(Excerpts from an interface dataset)
▽

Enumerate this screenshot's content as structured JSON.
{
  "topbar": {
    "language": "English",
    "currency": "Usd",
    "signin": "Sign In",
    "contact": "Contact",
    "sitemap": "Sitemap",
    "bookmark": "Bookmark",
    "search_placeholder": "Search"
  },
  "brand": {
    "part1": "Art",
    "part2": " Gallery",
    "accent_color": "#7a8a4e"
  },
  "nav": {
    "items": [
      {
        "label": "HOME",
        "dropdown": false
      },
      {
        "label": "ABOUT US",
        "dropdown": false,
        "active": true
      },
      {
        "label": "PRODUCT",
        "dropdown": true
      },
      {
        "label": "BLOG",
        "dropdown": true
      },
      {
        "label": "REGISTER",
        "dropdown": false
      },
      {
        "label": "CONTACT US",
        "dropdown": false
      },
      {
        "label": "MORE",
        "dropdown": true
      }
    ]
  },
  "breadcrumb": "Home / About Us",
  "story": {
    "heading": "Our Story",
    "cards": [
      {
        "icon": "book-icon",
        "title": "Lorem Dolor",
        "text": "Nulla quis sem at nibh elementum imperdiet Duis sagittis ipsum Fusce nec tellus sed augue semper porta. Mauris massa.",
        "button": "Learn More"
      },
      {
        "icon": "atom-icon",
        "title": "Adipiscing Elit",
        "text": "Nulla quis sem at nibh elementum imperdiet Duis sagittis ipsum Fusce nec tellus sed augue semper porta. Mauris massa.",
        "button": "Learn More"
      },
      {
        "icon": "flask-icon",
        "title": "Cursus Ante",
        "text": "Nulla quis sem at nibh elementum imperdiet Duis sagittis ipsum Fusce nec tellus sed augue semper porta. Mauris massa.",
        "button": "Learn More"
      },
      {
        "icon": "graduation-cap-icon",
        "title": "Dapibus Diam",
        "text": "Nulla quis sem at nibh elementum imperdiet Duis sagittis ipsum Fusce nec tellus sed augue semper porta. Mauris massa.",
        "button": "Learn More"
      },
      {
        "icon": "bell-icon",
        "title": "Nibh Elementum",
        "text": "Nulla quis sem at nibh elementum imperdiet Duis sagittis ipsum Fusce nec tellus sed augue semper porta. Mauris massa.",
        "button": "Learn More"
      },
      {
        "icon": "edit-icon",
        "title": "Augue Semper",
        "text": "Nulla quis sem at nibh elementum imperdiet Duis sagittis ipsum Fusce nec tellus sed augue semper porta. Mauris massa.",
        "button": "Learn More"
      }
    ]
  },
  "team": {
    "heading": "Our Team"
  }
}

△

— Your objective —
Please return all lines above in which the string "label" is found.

— Response area —
        "label": "HOME",
        "label": "ABOUT US",
        "label": "PRODUCT",
        "label": "BLOG",
        "label": "REGISTER",
        "label": "CONTACT US",
        "label": "MORE",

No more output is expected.